*Exercise objective*.
Search the data below for "name" and report how many lines contain it, with no other text.

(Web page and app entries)
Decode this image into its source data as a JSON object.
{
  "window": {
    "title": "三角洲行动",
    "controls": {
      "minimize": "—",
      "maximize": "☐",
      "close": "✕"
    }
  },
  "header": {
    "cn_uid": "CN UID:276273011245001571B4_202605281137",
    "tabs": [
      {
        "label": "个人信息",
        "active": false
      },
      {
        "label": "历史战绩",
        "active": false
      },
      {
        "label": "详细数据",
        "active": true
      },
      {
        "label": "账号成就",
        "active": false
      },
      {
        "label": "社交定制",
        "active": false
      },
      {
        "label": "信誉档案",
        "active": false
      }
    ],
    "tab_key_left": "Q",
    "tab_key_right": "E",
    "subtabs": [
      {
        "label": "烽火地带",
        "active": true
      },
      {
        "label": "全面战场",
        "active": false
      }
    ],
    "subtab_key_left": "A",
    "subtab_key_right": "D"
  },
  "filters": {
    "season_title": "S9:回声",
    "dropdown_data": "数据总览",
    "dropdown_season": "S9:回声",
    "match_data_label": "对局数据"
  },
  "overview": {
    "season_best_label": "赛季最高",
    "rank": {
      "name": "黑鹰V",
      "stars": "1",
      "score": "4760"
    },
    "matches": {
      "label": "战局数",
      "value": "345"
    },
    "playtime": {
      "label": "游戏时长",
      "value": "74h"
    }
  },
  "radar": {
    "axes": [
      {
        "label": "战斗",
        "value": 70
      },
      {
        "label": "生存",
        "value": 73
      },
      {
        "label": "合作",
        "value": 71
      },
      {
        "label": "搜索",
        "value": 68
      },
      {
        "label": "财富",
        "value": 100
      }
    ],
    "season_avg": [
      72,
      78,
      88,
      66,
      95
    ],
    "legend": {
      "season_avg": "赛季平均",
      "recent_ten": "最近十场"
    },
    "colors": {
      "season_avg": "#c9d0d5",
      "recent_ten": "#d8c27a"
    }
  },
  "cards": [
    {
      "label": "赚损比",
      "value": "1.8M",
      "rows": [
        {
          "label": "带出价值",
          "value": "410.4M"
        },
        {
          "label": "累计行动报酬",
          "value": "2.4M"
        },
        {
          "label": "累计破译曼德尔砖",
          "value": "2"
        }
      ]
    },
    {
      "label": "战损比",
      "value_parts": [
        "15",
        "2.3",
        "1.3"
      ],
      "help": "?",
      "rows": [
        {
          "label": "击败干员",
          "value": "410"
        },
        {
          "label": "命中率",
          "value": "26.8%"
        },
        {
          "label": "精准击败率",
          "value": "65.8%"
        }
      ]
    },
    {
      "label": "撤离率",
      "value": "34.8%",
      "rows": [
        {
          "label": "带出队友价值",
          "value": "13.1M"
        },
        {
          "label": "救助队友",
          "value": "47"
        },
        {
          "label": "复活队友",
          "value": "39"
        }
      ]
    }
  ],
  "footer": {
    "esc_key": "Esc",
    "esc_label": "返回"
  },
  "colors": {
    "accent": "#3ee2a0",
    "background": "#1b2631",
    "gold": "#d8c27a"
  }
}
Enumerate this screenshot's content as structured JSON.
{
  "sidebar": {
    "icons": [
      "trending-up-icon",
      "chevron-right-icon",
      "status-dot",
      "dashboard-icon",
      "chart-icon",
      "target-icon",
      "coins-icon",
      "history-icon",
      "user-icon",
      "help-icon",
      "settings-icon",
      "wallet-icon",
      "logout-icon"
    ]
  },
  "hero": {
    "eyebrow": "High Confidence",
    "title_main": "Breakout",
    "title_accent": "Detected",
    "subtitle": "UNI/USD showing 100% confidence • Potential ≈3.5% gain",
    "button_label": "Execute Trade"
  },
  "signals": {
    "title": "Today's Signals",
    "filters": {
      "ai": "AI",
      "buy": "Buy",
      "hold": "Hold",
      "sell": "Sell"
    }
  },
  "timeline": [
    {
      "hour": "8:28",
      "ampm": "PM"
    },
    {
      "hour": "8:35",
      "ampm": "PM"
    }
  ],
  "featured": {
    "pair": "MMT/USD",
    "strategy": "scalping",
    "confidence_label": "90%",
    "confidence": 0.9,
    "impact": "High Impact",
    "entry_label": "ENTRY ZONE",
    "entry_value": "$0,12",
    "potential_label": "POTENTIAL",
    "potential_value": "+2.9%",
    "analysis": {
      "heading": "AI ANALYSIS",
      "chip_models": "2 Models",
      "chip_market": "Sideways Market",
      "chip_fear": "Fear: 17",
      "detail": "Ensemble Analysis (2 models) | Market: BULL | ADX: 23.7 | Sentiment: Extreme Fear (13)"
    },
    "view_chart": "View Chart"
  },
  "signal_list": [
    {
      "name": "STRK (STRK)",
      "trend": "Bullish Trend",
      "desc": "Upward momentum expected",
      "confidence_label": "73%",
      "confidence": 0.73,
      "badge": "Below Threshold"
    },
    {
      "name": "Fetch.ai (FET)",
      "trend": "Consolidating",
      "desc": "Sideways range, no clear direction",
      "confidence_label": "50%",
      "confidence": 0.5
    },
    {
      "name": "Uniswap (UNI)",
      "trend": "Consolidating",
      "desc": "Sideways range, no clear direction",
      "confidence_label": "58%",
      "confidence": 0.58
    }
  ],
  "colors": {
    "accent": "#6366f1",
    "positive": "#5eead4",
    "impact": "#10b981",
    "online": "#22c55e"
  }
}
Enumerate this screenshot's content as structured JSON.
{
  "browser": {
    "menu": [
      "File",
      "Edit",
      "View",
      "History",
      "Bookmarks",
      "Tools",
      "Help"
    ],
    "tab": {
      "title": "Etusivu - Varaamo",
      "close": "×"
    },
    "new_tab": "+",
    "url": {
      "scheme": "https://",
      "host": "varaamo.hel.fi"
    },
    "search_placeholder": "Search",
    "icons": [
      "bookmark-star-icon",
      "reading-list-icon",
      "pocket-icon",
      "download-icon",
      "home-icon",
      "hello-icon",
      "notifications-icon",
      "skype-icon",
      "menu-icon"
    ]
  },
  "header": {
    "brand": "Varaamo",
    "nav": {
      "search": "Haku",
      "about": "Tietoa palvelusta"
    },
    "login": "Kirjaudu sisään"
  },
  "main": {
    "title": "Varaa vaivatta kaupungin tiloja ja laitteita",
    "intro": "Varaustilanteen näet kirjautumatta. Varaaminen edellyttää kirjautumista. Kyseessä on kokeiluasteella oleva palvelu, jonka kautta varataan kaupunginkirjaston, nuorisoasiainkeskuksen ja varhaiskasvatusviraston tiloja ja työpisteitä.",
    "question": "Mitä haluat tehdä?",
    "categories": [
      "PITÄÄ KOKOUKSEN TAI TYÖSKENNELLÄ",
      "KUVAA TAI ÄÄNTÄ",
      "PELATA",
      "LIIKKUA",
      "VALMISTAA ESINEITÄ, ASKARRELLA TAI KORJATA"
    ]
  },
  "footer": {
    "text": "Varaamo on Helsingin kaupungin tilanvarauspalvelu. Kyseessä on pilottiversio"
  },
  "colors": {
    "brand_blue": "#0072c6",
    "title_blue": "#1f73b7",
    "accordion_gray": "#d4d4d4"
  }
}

*Answer to the problem*.
4